### Description of the task
Restate the entries below exactly. Images are not part of the copy.

### Data to use
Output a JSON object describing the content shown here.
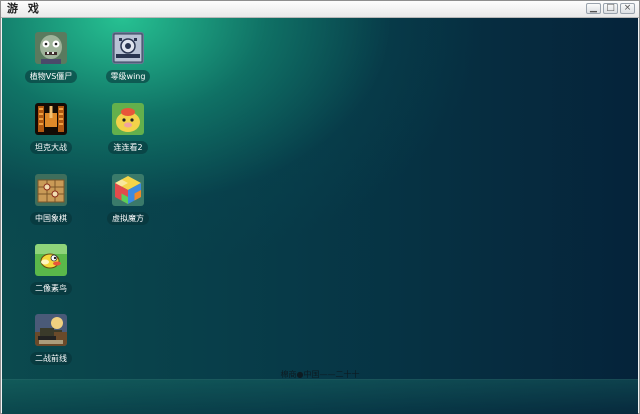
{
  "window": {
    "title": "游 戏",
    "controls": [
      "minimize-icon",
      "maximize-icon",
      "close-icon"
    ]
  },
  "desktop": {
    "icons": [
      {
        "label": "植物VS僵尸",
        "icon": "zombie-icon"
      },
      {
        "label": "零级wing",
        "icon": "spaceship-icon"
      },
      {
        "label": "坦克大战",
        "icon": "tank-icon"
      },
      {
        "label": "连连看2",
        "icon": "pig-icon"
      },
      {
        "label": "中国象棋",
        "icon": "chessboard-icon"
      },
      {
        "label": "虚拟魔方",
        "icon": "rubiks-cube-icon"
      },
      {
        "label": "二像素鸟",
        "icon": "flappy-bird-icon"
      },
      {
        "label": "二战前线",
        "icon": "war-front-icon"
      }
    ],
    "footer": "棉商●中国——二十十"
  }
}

### Your response
Output a JSON object describing the content shown here.
{
  "window": {
    "title": "游 戏",
    "controls": [
      "minimize-icon",
      "maximize-icon",
      "close-icon"
    ]
  },
  "desktop": {
    "icons": [
      {
        "label": "植物VS僵尸",
        "icon": "zombie-icon"
      },
      {
        "label": "零级wing",
        "icon": "spaceship-icon"
      },
      {
        "label": "坦克大战",
        "icon": "tank-icon"
      },
      {
        "label": "连连看2",
        "icon": "pig-icon"
      },
      {
        "label": "中国象棋",
        "icon": "chessboard-icon"
      },
      {
        "label": "虚拟魔方",
        "icon": "rubiks-cube-icon"
      },
      {
        "label": "二像素鸟",
        "icon": "flappy-bird-icon"
      },
      {
        "label": "二战前线",
        "icon": "war-front-icon"
      }
    ],
    "footer": "棉商●中国——二十十"
  }
}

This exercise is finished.